Artie, the unofficial head of the QQF, who somehow had found her way from South Dakota to central Virginia on a dare, or her marriage–it can be hard to tell them apart–told a story about one of her students from her teaching days in a small town just down the road. It seems little Simon kept being tardy, showing up late for school. Artie knew that Simon’s family did not have two nickels to rub together and that his chance for a better life included an education. South Dakotans are a practical folk. “So, I said, Simon, if it’s because you don’t get breakfast, get here on time and I’ll have some cereal and an orange for you every day.” “I have breakfast just fine, teacher,” said Simon. “Do you not wake up on time?” asked Artie. “I can get you an alarm clock.” “Oh, no, I’m up with the chickens,” said the boy. “Then what is it? Why are you late for school?” Simon hesitated. Finally, “Because I have the shoes.” “I don’t understand,” said Artie. Simon drew himself up, and explained, “I have the only pair that don’t have holes in the bottom, ma’am. My little sister can’t walk. So, every morning I carry her out and show her the spring where our water comes from. I tell her some day she’ll walk there herself. Just hope. That’s all. Sorry for being late.”

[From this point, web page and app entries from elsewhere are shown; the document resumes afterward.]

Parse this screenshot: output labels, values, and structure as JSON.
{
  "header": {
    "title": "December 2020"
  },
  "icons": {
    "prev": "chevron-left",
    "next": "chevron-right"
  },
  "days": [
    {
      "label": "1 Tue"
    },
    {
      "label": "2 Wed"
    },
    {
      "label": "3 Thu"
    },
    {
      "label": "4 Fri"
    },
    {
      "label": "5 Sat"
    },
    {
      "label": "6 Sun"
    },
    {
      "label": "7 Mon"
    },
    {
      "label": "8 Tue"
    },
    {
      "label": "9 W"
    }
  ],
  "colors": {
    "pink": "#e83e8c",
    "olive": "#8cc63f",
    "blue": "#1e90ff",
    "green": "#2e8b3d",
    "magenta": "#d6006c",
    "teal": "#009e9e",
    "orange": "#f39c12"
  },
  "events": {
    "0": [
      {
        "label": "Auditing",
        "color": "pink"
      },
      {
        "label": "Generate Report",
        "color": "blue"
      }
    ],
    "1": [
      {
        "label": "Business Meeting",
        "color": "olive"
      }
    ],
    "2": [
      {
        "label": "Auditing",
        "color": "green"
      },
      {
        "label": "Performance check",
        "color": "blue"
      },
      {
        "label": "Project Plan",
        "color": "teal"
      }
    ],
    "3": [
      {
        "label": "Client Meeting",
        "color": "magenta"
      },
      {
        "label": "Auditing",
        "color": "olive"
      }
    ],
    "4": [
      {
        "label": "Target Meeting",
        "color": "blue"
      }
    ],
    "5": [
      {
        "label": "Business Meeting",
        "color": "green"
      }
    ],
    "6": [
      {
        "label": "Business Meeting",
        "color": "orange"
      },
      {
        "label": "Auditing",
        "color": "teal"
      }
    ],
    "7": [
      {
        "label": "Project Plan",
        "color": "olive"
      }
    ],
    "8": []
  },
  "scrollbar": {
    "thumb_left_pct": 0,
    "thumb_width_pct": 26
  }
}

Cake was eaten and wine was consumed. Next Charlotte told a story while waiting for a double twelve domino tile to release her orange engine and go out in triumph, of course while scratching the ears of the small dog in her lap. “It was right after Chester died. I was devastated, so alone and wondering what would become of me. I had to keep working because we had debts from when his business failed. My daughter was married and lived in California. I was not about to ask her for help. Chester had his pride and I have mine. I got so worried I started to have heart problems and the doctor told me to sell the house and go live near my daughter. But my life is here. One day my daughter just showed up at the door. Said she’d been worried about me. We went for a drive up on the Blue Ridge Parkway. I found a clear, cold spring coming from the side of the mountain. When I tasted it, I can’t explain it, I just knew everything would be okay. And here I am.”

Cake was eaten and wine was consumed. Sis told her story. “My boy was in jail. Again. His father and I were divorced, but we both loved him. Enough to leave him in there for a time, no drugs, no alcohol. It near broke my heart beyond all mending. I was trying to start over, go to school so I could do more what I wanted to do with my life. But I was at my lowest. What had I done wrong? Late one night, his dad stopped by. Said let’s take a walk. And we went back out in the woods, back to where the spring that fed the house bubbled up. I knelt down and took a long drink of that ice cold, pure water. And with that swallow I knew that I had to learn to let go, or it’s forced on us…”

And the QQF ladies all nodded in agreement because that’s the kind of friends they are…

Words are magic and writers are wizards.